_RECORDS SHOWN_

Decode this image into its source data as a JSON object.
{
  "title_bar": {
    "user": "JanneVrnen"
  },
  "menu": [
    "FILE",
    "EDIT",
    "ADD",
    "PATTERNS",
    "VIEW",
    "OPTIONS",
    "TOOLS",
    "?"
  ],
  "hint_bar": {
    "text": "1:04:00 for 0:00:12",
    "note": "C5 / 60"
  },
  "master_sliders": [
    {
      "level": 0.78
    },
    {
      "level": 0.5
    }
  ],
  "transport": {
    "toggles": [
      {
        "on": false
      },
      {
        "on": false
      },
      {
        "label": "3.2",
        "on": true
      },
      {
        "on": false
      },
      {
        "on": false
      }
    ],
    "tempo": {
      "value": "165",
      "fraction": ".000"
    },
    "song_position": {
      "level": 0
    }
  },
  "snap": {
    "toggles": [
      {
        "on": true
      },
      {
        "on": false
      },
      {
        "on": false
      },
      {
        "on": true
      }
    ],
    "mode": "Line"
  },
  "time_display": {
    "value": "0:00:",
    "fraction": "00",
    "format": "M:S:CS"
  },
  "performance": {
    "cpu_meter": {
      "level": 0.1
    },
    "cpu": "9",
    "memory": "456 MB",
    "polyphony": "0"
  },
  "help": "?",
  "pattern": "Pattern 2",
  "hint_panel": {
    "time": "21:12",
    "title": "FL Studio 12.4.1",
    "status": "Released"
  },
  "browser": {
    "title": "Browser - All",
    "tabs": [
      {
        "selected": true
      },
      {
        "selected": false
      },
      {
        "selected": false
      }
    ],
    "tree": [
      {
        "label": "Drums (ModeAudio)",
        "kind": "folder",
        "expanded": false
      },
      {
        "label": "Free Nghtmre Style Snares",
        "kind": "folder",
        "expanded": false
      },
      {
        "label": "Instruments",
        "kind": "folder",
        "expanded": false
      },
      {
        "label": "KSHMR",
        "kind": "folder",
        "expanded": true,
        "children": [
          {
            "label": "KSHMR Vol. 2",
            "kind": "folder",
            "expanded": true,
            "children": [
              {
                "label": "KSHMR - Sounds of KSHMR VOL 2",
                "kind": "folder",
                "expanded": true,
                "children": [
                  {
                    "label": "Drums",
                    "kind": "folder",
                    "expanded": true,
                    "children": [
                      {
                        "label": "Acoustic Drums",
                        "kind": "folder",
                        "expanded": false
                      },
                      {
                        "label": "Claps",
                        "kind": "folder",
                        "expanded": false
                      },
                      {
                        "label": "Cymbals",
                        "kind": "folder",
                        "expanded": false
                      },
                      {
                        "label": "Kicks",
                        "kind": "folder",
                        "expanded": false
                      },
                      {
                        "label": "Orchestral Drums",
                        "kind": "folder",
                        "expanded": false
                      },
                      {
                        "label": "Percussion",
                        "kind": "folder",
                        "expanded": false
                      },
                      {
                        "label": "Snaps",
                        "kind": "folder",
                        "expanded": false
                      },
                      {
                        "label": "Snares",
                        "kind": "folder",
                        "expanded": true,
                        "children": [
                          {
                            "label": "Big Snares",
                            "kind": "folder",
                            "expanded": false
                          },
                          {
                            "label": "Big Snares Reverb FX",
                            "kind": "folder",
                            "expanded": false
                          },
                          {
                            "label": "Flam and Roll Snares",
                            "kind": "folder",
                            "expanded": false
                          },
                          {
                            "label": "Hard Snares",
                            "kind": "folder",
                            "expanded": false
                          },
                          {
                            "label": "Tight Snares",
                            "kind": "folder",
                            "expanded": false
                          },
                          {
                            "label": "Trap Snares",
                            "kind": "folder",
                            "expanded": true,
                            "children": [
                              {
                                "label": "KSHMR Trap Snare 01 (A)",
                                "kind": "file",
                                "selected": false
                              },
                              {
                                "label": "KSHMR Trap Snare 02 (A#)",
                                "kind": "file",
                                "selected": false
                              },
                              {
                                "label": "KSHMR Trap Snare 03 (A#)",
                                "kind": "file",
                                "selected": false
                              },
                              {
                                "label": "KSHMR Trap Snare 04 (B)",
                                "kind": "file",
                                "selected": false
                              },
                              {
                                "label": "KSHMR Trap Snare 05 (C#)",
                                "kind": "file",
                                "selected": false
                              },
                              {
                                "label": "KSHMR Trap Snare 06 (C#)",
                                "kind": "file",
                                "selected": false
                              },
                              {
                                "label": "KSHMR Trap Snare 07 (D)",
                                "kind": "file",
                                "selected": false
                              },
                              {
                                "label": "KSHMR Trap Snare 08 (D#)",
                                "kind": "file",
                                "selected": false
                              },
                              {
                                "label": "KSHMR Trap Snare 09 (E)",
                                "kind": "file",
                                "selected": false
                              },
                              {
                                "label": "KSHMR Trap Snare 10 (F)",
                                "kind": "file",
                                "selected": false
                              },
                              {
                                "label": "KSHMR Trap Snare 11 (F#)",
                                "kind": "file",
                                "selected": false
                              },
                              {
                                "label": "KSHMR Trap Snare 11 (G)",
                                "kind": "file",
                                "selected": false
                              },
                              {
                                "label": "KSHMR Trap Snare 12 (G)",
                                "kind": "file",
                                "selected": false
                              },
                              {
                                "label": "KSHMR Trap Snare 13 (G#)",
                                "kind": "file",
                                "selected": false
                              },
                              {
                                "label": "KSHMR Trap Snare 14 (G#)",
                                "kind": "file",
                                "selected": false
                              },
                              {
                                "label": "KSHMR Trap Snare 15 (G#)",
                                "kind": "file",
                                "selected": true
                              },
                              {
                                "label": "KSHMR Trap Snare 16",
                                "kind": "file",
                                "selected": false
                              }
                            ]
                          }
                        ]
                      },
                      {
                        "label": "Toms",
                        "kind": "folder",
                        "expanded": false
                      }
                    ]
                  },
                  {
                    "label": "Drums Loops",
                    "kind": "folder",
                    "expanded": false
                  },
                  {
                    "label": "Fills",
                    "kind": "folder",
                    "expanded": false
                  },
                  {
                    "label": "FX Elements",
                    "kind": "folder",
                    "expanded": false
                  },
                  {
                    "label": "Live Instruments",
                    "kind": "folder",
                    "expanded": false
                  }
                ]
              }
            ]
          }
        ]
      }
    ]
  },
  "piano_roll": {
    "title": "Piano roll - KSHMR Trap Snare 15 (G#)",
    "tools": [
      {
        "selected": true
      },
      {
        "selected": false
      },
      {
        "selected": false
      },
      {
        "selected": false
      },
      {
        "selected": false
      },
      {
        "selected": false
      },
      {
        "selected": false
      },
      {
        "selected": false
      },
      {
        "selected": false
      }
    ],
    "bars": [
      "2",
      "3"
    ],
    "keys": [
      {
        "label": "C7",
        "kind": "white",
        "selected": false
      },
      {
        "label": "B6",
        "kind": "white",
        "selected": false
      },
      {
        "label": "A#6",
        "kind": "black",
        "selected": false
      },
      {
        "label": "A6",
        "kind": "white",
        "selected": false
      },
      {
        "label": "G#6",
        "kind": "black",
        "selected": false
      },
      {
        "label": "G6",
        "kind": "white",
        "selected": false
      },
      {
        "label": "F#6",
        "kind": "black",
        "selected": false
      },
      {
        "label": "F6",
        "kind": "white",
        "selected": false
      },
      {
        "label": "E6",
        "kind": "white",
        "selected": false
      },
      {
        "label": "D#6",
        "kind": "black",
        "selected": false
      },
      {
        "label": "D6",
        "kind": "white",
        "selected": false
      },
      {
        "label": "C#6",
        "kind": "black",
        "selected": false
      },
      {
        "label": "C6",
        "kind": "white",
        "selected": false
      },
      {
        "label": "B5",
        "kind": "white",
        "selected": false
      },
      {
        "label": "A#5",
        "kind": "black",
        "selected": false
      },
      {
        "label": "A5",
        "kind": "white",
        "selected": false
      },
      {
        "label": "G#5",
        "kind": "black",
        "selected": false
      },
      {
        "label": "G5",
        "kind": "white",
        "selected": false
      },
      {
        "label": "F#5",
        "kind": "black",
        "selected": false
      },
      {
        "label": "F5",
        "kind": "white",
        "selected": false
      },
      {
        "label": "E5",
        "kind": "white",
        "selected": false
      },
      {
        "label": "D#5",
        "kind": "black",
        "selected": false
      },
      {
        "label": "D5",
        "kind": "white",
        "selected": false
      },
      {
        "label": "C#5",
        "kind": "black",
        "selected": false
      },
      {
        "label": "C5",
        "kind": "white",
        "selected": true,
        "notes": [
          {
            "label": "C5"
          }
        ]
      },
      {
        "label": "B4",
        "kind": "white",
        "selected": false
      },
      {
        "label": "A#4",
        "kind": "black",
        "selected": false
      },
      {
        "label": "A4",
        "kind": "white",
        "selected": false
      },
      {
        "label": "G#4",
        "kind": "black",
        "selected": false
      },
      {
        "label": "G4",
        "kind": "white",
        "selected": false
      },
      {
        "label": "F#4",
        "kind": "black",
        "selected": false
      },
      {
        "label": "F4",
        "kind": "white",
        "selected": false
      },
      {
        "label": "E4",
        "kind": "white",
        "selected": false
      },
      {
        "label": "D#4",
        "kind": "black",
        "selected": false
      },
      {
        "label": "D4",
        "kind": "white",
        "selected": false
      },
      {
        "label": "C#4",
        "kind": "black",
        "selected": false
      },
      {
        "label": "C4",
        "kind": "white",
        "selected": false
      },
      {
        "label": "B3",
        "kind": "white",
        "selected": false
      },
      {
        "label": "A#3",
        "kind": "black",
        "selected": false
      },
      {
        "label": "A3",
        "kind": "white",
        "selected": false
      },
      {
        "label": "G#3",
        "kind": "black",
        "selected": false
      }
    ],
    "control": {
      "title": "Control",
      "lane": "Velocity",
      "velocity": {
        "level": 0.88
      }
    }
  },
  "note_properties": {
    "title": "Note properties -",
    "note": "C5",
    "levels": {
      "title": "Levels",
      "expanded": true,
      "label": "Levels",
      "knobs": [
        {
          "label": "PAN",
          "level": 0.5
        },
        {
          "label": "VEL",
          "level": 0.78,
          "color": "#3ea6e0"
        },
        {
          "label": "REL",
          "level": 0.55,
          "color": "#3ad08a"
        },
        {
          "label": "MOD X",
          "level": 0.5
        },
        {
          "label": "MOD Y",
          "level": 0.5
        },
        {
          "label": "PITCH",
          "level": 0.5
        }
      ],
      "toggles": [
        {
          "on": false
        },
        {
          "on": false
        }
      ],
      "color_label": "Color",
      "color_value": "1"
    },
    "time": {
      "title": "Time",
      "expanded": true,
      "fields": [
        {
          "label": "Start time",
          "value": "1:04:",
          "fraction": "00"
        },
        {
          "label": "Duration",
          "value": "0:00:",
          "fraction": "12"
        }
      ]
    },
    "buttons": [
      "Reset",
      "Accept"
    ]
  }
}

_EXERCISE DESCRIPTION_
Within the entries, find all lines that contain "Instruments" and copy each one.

_TASK OUTPUT_
        "label": "Instruments",
                    "label": "Live Instruments",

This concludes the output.